_Work request_
Among the records below, how many lines contain the word "structure"? The answer is a single number.

• • • • •

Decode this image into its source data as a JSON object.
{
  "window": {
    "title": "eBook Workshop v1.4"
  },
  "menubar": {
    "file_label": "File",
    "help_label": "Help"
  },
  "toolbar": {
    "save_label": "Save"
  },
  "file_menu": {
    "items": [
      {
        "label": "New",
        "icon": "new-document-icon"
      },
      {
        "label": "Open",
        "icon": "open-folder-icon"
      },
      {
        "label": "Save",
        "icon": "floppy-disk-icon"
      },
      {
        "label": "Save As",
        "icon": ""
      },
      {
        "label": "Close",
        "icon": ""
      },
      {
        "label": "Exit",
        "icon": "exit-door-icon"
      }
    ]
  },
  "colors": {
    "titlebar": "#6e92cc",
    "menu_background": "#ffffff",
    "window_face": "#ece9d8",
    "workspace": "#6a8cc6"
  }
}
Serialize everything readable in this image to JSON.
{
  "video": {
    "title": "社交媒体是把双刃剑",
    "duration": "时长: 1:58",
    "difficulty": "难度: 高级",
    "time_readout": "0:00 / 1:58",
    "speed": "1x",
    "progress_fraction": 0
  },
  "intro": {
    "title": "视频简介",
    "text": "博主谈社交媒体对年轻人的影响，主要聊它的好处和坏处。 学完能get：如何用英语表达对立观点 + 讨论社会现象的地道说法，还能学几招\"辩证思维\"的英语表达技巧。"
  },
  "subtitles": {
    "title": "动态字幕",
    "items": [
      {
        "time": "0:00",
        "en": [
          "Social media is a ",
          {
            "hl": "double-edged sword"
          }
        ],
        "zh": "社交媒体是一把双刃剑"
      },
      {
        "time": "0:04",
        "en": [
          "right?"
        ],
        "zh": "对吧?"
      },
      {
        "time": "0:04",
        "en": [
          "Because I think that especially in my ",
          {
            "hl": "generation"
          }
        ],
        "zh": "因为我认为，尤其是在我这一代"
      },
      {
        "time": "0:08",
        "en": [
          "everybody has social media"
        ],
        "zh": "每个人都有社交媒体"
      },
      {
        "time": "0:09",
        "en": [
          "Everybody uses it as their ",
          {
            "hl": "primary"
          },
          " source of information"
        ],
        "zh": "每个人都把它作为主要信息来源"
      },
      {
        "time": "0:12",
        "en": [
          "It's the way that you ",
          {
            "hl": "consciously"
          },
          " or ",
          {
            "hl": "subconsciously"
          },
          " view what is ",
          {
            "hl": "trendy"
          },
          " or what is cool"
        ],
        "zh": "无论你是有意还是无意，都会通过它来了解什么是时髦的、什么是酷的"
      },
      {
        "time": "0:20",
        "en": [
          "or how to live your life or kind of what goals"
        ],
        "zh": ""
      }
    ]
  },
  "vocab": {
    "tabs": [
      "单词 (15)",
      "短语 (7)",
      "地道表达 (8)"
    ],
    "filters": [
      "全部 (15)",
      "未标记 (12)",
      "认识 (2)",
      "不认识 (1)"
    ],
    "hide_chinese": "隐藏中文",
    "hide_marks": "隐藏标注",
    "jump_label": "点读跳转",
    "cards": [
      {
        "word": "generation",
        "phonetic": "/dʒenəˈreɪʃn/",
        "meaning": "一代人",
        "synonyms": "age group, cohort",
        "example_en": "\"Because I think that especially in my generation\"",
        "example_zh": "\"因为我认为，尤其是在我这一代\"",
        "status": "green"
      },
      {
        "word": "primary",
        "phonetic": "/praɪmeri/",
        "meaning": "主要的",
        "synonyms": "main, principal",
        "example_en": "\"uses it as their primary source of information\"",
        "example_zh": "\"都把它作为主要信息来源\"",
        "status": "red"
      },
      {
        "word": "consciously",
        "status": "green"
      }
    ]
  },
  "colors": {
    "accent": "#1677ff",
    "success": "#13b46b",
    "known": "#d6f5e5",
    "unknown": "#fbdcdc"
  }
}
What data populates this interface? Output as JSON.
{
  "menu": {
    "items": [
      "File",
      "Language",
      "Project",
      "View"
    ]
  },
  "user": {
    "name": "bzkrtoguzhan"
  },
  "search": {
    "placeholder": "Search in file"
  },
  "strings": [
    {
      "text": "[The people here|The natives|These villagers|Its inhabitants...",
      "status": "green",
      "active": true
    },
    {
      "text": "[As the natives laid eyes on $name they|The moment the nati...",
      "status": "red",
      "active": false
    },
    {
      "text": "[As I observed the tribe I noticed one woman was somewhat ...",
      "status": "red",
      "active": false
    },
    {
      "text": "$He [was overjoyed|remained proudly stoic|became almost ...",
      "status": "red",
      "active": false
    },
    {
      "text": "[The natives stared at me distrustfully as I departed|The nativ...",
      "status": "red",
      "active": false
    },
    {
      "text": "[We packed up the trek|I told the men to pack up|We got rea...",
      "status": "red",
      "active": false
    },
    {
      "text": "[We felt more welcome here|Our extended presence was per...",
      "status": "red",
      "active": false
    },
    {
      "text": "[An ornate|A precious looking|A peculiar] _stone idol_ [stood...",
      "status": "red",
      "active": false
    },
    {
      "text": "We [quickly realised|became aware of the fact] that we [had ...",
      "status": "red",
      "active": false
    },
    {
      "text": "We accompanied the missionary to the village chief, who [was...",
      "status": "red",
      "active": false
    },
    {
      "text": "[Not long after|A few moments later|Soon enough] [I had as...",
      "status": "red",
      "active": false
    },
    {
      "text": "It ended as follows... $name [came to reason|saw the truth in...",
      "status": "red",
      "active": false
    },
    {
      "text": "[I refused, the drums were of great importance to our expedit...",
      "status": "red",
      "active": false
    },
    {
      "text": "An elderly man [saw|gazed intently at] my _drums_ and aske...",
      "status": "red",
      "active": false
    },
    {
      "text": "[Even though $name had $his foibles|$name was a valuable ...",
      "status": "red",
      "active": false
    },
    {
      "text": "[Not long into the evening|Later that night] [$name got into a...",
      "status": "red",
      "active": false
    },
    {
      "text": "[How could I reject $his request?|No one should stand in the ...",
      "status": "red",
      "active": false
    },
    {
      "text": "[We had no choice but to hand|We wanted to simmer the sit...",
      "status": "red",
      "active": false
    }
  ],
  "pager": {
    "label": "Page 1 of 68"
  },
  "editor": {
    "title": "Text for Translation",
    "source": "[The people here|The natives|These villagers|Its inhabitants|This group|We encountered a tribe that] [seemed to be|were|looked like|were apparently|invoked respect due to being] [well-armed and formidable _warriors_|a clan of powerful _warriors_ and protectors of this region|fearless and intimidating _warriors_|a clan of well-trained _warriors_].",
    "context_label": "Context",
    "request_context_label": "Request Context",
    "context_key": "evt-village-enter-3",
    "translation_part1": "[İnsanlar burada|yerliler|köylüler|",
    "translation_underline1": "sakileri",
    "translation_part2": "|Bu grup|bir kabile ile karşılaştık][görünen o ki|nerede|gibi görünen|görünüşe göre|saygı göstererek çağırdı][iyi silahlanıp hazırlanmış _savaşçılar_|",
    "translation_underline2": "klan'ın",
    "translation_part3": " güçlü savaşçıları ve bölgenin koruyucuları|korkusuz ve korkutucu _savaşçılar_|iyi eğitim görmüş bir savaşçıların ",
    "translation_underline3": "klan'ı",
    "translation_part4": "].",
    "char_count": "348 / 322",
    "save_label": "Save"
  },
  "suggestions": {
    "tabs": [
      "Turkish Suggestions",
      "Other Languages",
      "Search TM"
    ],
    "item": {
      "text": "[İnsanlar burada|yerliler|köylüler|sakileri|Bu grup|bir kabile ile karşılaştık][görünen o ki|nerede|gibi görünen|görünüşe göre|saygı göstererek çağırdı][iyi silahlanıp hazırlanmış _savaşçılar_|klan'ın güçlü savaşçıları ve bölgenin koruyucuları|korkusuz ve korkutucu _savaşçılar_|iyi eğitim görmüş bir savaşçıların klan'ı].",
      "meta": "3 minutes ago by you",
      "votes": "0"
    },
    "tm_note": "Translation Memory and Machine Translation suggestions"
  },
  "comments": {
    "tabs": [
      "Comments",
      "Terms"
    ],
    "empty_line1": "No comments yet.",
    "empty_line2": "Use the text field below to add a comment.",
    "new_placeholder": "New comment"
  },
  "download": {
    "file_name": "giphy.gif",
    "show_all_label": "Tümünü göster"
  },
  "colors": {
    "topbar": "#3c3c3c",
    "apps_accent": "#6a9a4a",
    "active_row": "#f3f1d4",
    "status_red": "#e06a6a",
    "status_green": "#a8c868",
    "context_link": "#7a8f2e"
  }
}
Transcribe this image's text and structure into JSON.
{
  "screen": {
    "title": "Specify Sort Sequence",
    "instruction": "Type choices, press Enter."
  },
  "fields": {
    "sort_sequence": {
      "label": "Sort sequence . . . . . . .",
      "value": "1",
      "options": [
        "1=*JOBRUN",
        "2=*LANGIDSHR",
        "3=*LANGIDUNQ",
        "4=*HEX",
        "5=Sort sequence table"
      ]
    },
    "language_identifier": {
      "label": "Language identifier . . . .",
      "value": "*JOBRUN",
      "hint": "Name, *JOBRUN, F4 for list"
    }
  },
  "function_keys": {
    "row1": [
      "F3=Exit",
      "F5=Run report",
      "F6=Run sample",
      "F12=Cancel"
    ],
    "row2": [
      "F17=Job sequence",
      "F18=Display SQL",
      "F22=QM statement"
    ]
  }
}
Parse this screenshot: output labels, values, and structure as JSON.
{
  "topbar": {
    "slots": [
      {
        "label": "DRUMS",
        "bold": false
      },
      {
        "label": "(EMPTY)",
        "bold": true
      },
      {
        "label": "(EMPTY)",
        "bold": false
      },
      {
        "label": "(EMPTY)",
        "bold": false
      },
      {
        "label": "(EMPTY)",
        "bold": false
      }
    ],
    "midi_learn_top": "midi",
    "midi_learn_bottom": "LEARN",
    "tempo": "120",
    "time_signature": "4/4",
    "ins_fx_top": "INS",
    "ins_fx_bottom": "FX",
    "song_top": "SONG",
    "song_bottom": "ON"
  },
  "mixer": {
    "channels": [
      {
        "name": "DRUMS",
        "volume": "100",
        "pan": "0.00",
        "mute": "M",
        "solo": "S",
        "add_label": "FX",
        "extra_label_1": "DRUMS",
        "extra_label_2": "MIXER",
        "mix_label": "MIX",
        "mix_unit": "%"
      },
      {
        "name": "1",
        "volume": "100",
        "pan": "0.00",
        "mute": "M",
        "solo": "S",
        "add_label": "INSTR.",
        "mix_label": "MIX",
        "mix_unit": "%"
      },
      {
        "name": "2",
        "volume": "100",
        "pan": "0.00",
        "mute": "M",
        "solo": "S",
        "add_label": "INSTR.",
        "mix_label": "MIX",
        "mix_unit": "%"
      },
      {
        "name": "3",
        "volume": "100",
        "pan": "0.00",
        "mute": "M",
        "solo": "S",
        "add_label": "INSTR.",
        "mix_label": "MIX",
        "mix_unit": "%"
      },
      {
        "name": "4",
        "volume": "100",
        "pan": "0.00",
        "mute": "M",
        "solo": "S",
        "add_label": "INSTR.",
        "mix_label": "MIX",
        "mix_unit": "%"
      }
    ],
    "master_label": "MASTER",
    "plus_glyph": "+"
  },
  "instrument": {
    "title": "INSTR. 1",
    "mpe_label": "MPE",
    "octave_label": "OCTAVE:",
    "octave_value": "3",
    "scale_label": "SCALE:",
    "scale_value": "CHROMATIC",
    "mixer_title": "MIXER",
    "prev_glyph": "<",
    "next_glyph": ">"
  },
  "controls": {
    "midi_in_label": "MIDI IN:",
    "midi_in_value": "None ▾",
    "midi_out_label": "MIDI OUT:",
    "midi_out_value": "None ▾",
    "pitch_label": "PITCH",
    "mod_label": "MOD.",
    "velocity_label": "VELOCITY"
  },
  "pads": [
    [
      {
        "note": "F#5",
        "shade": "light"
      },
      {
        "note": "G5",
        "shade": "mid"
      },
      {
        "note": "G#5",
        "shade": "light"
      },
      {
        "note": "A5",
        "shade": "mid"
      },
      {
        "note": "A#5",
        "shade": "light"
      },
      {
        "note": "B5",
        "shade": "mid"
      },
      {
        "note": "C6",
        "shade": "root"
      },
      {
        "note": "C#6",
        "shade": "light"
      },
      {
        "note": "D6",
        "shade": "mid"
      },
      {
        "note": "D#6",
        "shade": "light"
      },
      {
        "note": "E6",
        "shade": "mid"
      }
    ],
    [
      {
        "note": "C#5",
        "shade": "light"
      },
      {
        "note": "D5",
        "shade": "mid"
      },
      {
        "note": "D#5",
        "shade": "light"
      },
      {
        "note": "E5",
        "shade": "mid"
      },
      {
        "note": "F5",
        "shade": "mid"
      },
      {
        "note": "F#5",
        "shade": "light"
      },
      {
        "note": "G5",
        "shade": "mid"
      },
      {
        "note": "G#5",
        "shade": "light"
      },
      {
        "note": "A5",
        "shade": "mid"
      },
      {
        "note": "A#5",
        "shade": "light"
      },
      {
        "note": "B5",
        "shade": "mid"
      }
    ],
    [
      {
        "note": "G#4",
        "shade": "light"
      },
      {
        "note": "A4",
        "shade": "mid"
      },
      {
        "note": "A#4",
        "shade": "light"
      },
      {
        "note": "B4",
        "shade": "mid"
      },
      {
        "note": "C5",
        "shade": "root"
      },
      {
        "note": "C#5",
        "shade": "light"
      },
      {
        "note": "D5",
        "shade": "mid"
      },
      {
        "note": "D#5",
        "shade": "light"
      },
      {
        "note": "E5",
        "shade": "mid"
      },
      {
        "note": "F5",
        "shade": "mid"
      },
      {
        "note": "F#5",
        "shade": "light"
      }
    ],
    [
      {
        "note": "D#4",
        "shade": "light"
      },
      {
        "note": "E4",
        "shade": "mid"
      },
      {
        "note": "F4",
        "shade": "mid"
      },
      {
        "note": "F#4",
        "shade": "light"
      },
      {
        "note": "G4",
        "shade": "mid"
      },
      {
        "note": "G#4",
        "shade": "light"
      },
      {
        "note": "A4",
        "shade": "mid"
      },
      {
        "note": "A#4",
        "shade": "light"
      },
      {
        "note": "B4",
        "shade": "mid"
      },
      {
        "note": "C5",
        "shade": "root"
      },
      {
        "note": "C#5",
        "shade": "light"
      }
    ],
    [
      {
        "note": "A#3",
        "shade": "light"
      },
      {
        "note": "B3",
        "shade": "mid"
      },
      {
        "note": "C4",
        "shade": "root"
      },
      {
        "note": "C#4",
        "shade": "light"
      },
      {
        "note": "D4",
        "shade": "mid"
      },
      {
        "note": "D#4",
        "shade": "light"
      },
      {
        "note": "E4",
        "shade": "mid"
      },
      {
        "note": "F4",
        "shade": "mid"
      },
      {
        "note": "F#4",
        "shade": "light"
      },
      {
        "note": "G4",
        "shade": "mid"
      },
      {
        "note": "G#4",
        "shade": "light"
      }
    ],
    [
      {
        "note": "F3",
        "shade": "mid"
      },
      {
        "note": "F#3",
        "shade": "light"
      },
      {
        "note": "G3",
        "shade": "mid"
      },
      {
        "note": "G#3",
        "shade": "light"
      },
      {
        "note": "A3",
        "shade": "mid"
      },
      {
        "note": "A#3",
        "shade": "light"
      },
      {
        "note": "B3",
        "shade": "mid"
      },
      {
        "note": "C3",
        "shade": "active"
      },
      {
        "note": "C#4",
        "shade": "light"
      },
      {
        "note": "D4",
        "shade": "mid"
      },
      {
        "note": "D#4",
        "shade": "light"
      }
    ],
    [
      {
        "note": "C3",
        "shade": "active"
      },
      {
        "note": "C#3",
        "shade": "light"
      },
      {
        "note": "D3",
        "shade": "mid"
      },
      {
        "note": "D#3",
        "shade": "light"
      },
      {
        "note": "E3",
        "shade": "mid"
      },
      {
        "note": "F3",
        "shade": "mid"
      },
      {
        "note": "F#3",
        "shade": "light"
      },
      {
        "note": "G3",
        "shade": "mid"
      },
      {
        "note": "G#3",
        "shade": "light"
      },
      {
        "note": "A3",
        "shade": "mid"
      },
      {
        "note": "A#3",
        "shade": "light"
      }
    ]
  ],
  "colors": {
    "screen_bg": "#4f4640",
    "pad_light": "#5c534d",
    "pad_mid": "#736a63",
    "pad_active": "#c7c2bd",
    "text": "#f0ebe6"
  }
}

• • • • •

_Result below_
2